Beckett an ace at passing along advice
FORT MYERS, Fla. - There are some instructions that Casey Kelly doesn’t mind following. Such as when Red Sox manager Terry Francona told him to follow around Josh Beckett and Jon Lester, learning about routines and workouts and professionalism from a pair of staff aces.
It’s similar to the instructions Francona once gave Lester, to follow around Beckett, to learn from a player noted for his preparation and performance.
“He’s been great,’’ Kelly said of Beckett. “He said hi to me and everything like that. Not really used to talking to those guys, and them saying hi to you. When they do say hi to you, you just try to act like it’s not a big deal. But inside you’re like, ‘Oh, my God.’ I think I haven’t smiled too much or shown too much excitement.
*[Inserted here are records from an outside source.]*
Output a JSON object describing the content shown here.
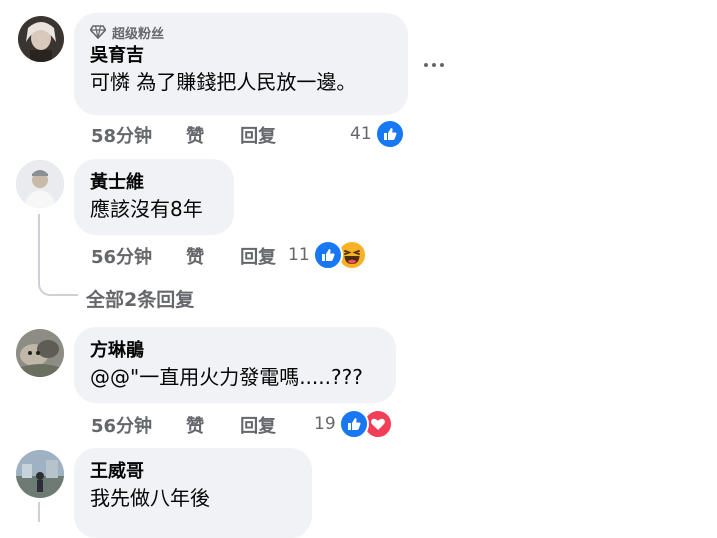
{
  "comments": [
    {
      "badge": "超级粉丝",
      "name": "吳育吉",
      "text": "可憐 為了賺錢把人民放一邊。",
      "time": "58分钟",
      "like": "赞",
      "reply": "回复",
      "reactions_count": "41",
      "reactions": [
        "like"
      ]
    },
    {
      "name": "黃士維",
      "text": "應該沒有8年",
      "time": "56分钟",
      "like": "赞",
      "reply": "回复",
      "reactions_count": "11",
      "reactions": [
        "like",
        "haha"
      ]
    },
    {
      "name": "方琳鵑",
      "text": "@@\"一直用火力發電嗎.....???",
      "time": "56分钟",
      "like": "赞",
      "reply": "回复",
      "reactions_count": "19",
      "reactions": [
        "like",
        "love"
      ]
    },
    {
      "name": "王威哥",
      "text": "我先做八年後"
    }
  ],
  "view_replies": "全部2条回复",
  "colors": {
    "like_blue": "#1877f2",
    "love_red": "#f33e58",
    "haha_yellow": "#f7b125",
    "bubble": "#f0f2f5",
    "meta_gray": "#65676b"
  },
  "icons": {
    "more": "more-horizontal-icon",
    "badge": "diamond-icon"
  }
}
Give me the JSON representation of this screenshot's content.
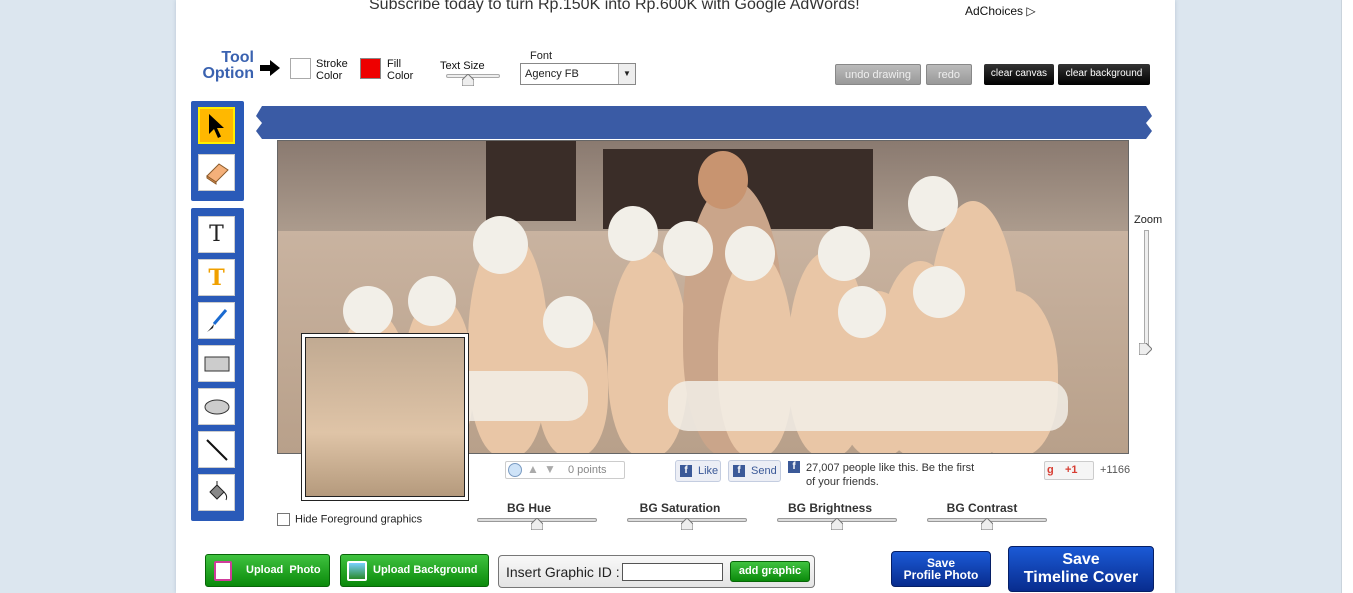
{
  "ad": {
    "text": "Subscribe today to turn Rp.150K into Rp.600K with Google AdWords!",
    "adchoices": "AdChoices"
  },
  "toolbar": {
    "tool_option_line1": "Tool",
    "tool_option_line2": "Option",
    "stroke_color_line1": "Stroke",
    "stroke_color_line2": "Color",
    "stroke_color_value": "#ffffff",
    "fill_color_line1": "Fill",
    "fill_color_line2": "Color",
    "fill_color_value": "#ee0000",
    "text_size_label": "Text Size",
    "font_label": "Font",
    "font_value": "Agency FB",
    "undo_label": "undo drawing",
    "redo_label": "redo",
    "clear_canvas_label": "clear canvas",
    "clear_background_label": "clear background"
  },
  "tools": [
    {
      "name": "select-tool",
      "icon": "cursor-icon",
      "active": true
    },
    {
      "name": "eraser-tool",
      "icon": "eraser-icon",
      "active": false
    },
    {
      "name": "text-tool",
      "icon": "text-T-icon",
      "active": false
    },
    {
      "name": "styled-text-tool",
      "icon": "text-styled-icon",
      "active": false
    },
    {
      "name": "brush-tool",
      "icon": "brush-icon",
      "active": false
    },
    {
      "name": "rectangle-tool",
      "icon": "rectangle-icon",
      "active": false
    },
    {
      "name": "ellipse-tool",
      "icon": "ellipse-icon",
      "active": false
    },
    {
      "name": "line-tool",
      "icon": "line-icon",
      "active": false
    },
    {
      "name": "fill-tool",
      "icon": "paint-bucket-icon",
      "active": false
    }
  ],
  "zoom": {
    "label": "Zoom"
  },
  "social": {
    "points": "0 points",
    "like_label": "Like",
    "send_label": "Send",
    "fb_text": "27,007 people like this. Be the first of your friends.",
    "gplus_label": "+1",
    "gplus_count": "+1166"
  },
  "controls": {
    "hide_fg_label": "Hide Foreground graphics",
    "bg_hue": "BG Hue",
    "bg_saturation": "BG Saturation",
    "bg_brightness": "BG Brightness",
    "bg_contrast": "BG Contrast"
  },
  "bottom": {
    "upload_photo": "Upload  Photo",
    "upload_background": "Upload Background",
    "insert_graphic_label": "Insert Graphic ID :",
    "insert_graphic_value": "",
    "add_graphic": "add graphic",
    "save_profile_line1": "Save",
    "save_profile_line2": "Profile Photo",
    "save_timeline_line1": "Save",
    "save_timeline_line2": "Timeline Cover"
  },
  "colors": {
    "accent": "#2a5ab8",
    "banner": "#3a5ba5",
    "green": "#0b8a0b",
    "blue": "#082c8e"
  }
}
“The couple of days that I’ve been here and seen them, the work ethic is just unbelievable. They’re always in here, doing weights and conditioning. They’re always busting their [butts] trying to get better. They’re never satisfied. That’s what I’ve seen the last couple days, that they’ve won a lot of games, won a couple World Series, but they’re not satisfied still. They work hard. That’s something I want to take to my workouts.’’
But it’s possible that the next generation of Sox pitchers won’t have Beckett to trail around the player development complex.
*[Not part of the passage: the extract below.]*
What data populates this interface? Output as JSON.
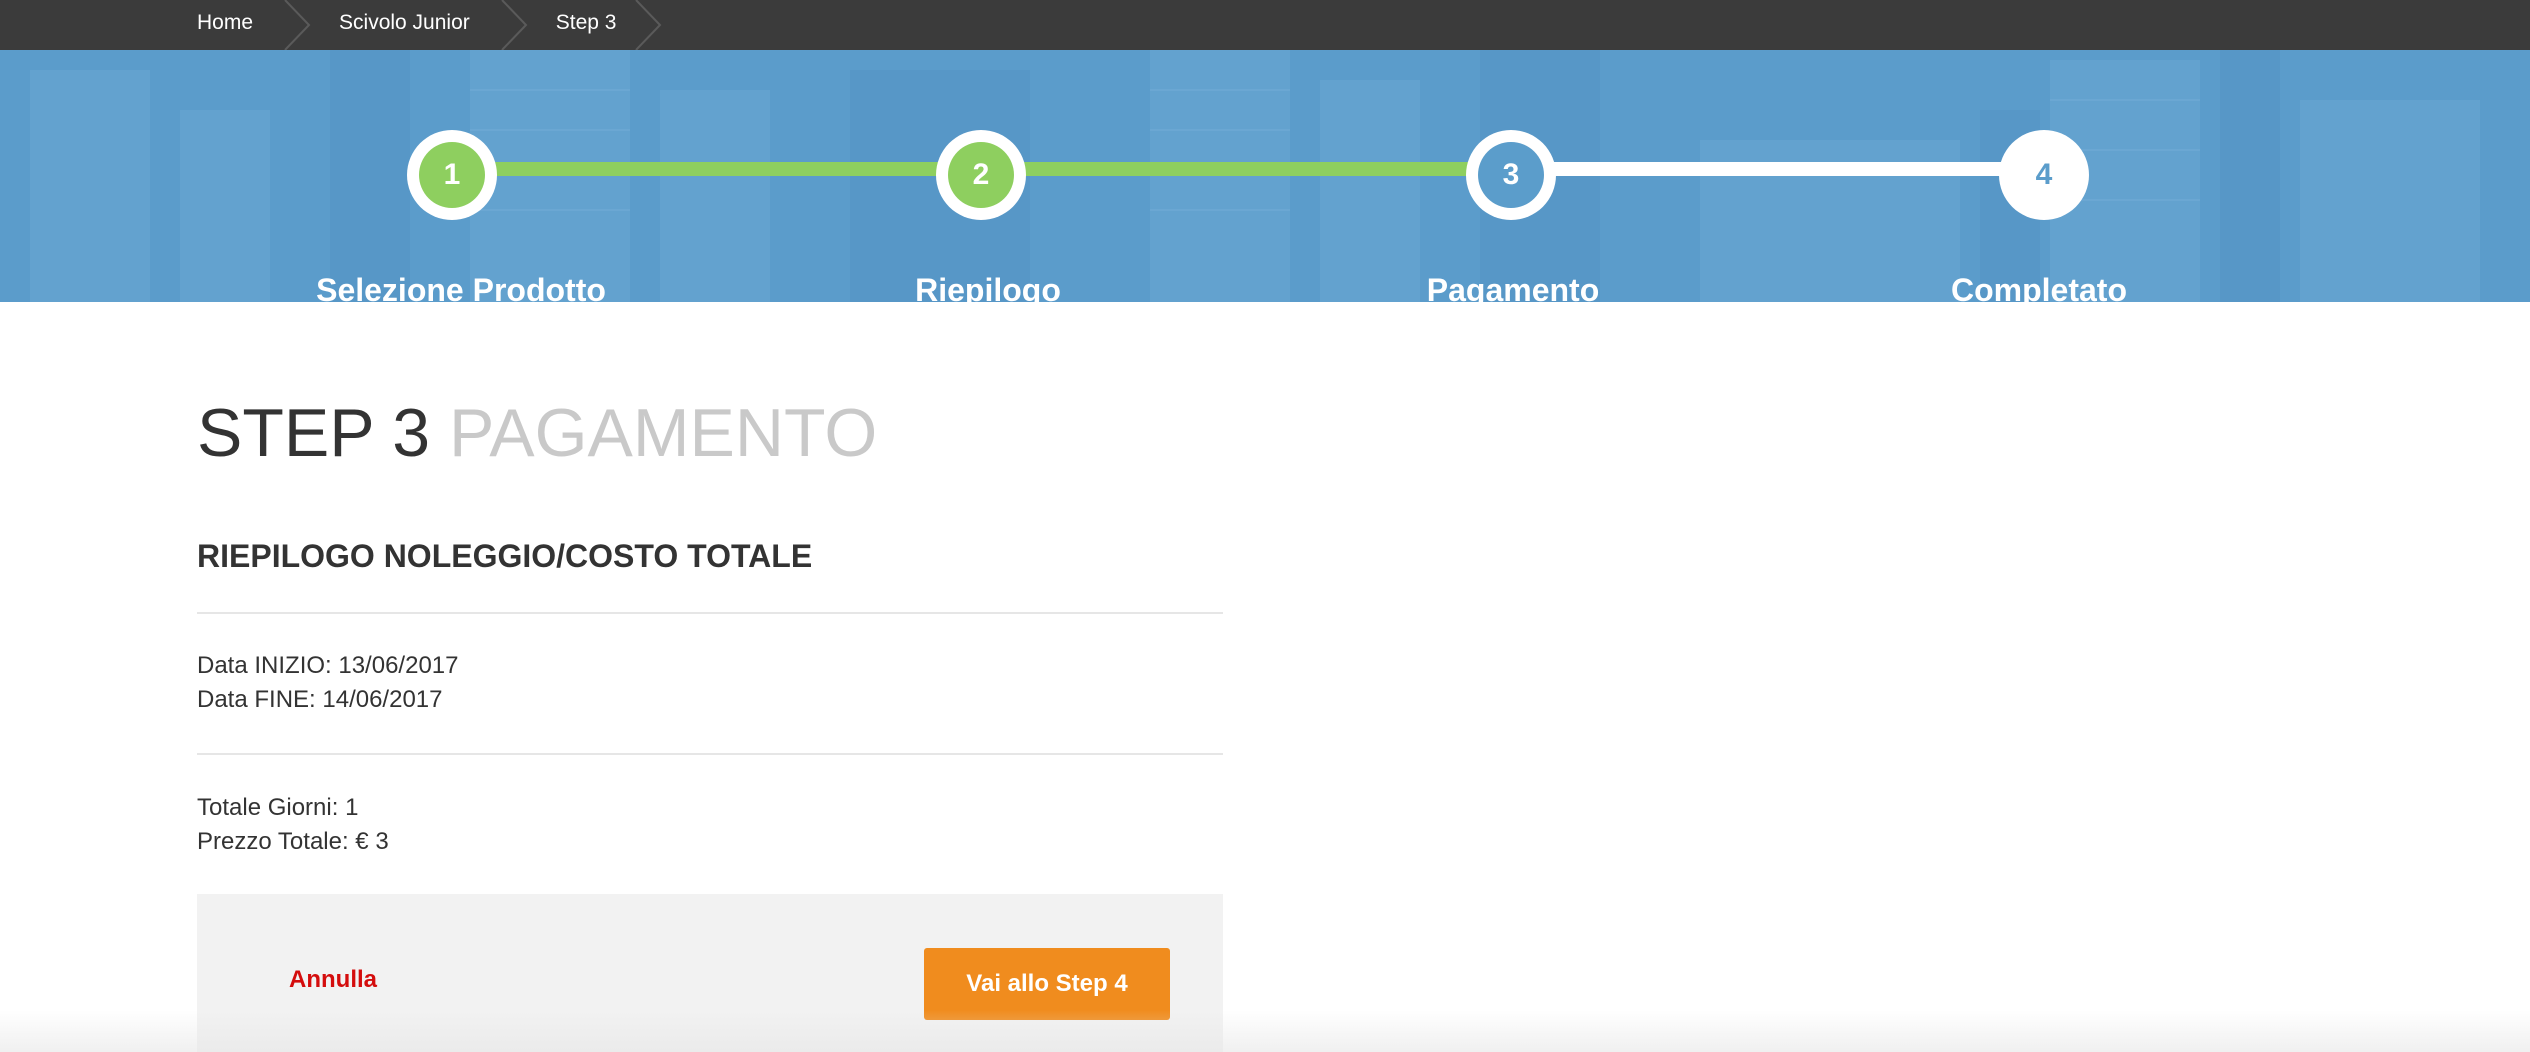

With the 29-year-old Beckett in the final year of his contract, there are no guarantees the sides will reach agreement on an extension. Not that Francona has any doubts that Beckett will be focused on this season, rather than his contract situation.
“I just know how he approaches things,’’ Francona said. “I know how Theo [Epstein] approaches things. I’ve heard their communication. It’s not a concern.’’
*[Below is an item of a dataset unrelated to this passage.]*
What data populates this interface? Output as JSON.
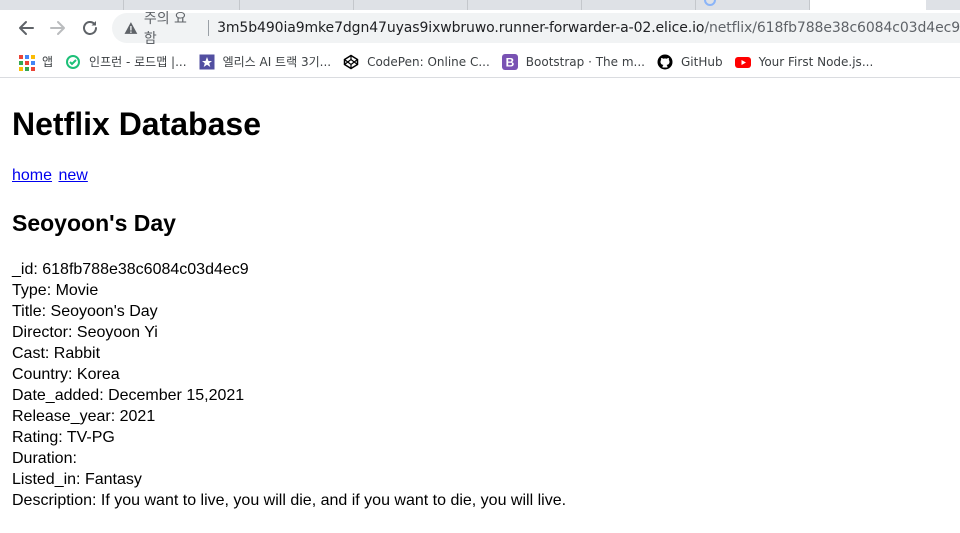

Although it’s obvious that losing Beckett would affect the team on the field, it’s harder to quantify what Beckett has meant to some of the younger members of the staff. He’s not a vocal leader in the clubhouse, but it’s always Beckett (and now Lester) whom the coaching staff and management entrust with their young talent. It happened with Clay Buchholz, and now it’s happening with Kelly.
“I think it would definitely help out this organization, not only on the field but off for however many years they sign him,’’ Lester said. “Obviously, he’s helped me out a lot as far as preparing, just being a professional. It’s not necessarily because he sits down and he says, ‘This is what you need to do.’ He just does it and you just learn from it.
“The Red Sox have always been good about that. They’ve always brought in guys that are professional and do their work and go out and perform. So I was very fortunate to be around a lot of veterans that did that and learned a lot of things from it. But I think it would be a huge loss for this organization for him not to come back. Obviously on the field a lot too, but definitely in the clubhouse, he’d be a guy missed in there.’’
In fact, Lester still doesn’t feel like he’s someone to be followed. He feels as if there are things for him to learn, for him to improve upon, even with all his success the last couple of years. He still needs Beckett. And he knows the team needs Beckett.
It seems likely that any contract extension for Beckett will be in the neighborhood of the five-year, $82.5 million free agent deal signed by John Lackey in the offseason. With that contract, and the one signed by Lester last spring, plus Buchholz and Daisuke Matsuzaka each having years left of control by the Sox, the rotation appears solid for the future. With Beckett signed, that would add more stability. But it also means the Sox have some insurance against Beckett’s departure.
As for Lester’s deal, even as he watches pitchers in his age range and with similar accomplishments get bigger money - Felix Hernandez signed for five years and $78 million; Justin Verlander for five years and $80 million - Lester doesn’t regret his signing.
“I’m happy with what I did,’’ said Lester said, who got $30 million over five years. “I wouldn’t change anything for anything. I’m happy with the deal I signed. They don’t have my [medical] past. So it’s hard to sit here and second-guess what I did. Tomorrow I could go into the doctor and something could be wrong again, I could never play baseball. I’m 100 percent happy with what I did. I’m happy for them. It helps the game out. It keeps pushing that bar higher and higher. But as for me, I wouldn’t trade anything.’’
Lester, in fact, went to see an oncologist last week. Everything checked out fine and, after seeing the doctor every six months the last three visits, he might be able to graduate to appointments only once a year. He said, “Hopefully we can keep going in that direction and in two years we’ll not have to talk about it anymore.’’
But here at spring training, Lester is concentrating more on preparing for the season. He’s working with Beckett, walking with Beckett, helping Beckett teach the prospects. And although Lester probably is not contemplating life without Beckett, he and his manager understand just what Beckett means to the other pitchers - from the kids to the veterans.
“Beckett is important to a lot of people in there, and we let him know that today,’’ Francona said. “He’s a leader of that staff. He’s earned that respect and there’s a lot that comes with it. People look up to him, and I think he’s proud of that. He should be.’’
Amalie Benjamin can be reached at firstname.lastname@example.org. Follow her on Twitter @amaliebenjamin.